[INFORMATION PROVIDED — start]
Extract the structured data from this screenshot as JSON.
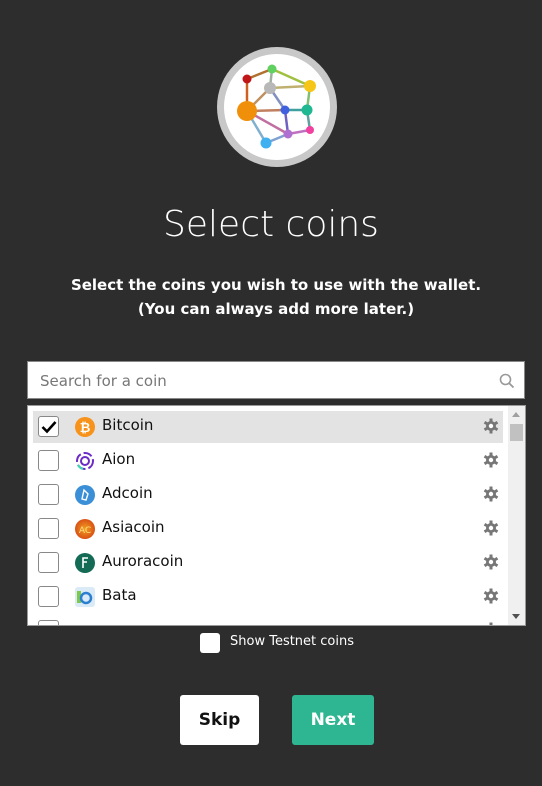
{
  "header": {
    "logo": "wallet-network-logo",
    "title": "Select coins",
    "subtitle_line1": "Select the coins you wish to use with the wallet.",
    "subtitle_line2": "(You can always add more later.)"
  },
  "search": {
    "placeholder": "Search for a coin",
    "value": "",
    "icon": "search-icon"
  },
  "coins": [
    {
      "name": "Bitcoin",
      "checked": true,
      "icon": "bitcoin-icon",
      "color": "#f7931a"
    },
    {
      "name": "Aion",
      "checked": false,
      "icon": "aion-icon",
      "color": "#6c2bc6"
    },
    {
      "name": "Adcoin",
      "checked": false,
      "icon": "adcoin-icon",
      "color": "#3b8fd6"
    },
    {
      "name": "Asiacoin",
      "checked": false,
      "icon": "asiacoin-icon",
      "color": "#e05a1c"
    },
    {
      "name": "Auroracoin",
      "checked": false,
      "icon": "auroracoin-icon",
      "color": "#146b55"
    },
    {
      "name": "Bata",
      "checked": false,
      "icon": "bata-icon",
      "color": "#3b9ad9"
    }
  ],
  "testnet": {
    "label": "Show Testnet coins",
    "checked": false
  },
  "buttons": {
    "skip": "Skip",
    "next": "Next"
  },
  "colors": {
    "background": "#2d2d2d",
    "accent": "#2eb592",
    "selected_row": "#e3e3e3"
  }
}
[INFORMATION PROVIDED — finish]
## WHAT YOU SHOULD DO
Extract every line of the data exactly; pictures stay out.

## TASK OUTPUT
Extract the structured data from this screenshot as JSON.
{
  "header": {
    "logo": "wallet-network-logo",
    "title": "Select coins",
    "subtitle_line1": "Select the coins you wish to use with the wallet.",
    "subtitle_line2": "(You can always add more later.)"
  },
  "search": {
    "placeholder": "Search for a coin",
    "value": "",
    "icon": "search-icon"
  },
  "coins": [
    {
      "name": "Bitcoin",
      "checked": true,
      "icon": "bitcoin-icon",
      "color": "#f7931a"
    },
    {
      "name": "Aion",
      "checked": false,
      "icon": "aion-icon",
      "color": "#6c2bc6"
    },
    {
      "name": "Adcoin",
      "checked": false,
      "icon": "adcoin-icon",
      "color": "#3b8fd6"
    },
    {
      "name": "Asiacoin",
      "checked": false,
      "icon": "asiacoin-icon",
      "color": "#e05a1c"
    },
    {
      "name": "Auroracoin",
      "checked": false,
      "icon": "auroracoin-icon",
      "color": "#146b55"
    },
    {
      "name": "Bata",
      "checked": false,
      "icon": "bata-icon",
      "color": "#3b9ad9"
    }
  ],
  "testnet": {
    "label": "Show Testnet coins",
    "checked": false
  },
  "buttons": {
    "skip": "Skip",
    "next": "Next"
  },
  "colors": {
    "background": "#2d2d2d",
    "accent": "#2eb592",
    "selected_row": "#e3e3e3"
  }
}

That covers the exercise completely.